Work request |
Scan the lines below for the string "count" and copy every one that has it.

Extracted data |

'''

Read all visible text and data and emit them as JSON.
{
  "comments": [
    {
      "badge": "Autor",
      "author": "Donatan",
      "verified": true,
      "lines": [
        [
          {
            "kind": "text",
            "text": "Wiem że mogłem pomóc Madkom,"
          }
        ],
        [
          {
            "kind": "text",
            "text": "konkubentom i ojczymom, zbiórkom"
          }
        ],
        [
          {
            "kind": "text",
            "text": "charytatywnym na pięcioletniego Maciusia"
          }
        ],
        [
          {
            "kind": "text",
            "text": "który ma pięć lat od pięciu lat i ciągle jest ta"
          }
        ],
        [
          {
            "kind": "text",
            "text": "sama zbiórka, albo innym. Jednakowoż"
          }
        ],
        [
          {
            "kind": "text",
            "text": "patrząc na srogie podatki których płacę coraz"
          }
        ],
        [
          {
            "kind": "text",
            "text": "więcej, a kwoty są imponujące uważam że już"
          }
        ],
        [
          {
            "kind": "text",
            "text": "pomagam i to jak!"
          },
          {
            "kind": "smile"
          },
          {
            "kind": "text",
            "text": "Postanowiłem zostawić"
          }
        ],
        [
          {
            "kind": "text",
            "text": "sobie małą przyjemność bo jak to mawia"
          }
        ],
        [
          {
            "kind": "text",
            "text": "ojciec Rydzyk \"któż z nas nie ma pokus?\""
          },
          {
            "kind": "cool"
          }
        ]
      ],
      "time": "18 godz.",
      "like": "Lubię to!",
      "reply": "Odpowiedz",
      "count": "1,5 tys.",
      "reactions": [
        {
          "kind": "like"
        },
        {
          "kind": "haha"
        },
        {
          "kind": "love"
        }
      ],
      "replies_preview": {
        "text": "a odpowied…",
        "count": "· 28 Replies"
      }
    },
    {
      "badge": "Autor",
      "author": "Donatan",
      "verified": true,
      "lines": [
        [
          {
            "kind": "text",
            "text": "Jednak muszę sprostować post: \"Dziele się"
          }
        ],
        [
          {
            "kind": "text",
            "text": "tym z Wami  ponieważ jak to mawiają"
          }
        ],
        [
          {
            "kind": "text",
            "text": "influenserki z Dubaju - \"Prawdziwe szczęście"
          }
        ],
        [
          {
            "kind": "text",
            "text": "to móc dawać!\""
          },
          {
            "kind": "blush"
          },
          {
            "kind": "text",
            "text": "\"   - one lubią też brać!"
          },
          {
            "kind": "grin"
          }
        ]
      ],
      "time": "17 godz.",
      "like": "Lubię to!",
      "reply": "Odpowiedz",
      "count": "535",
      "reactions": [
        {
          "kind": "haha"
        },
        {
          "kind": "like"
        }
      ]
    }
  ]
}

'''

The completed task |
      "count": "1,5 tys.",
        "count": "· 28 Replies"
      "count": "535",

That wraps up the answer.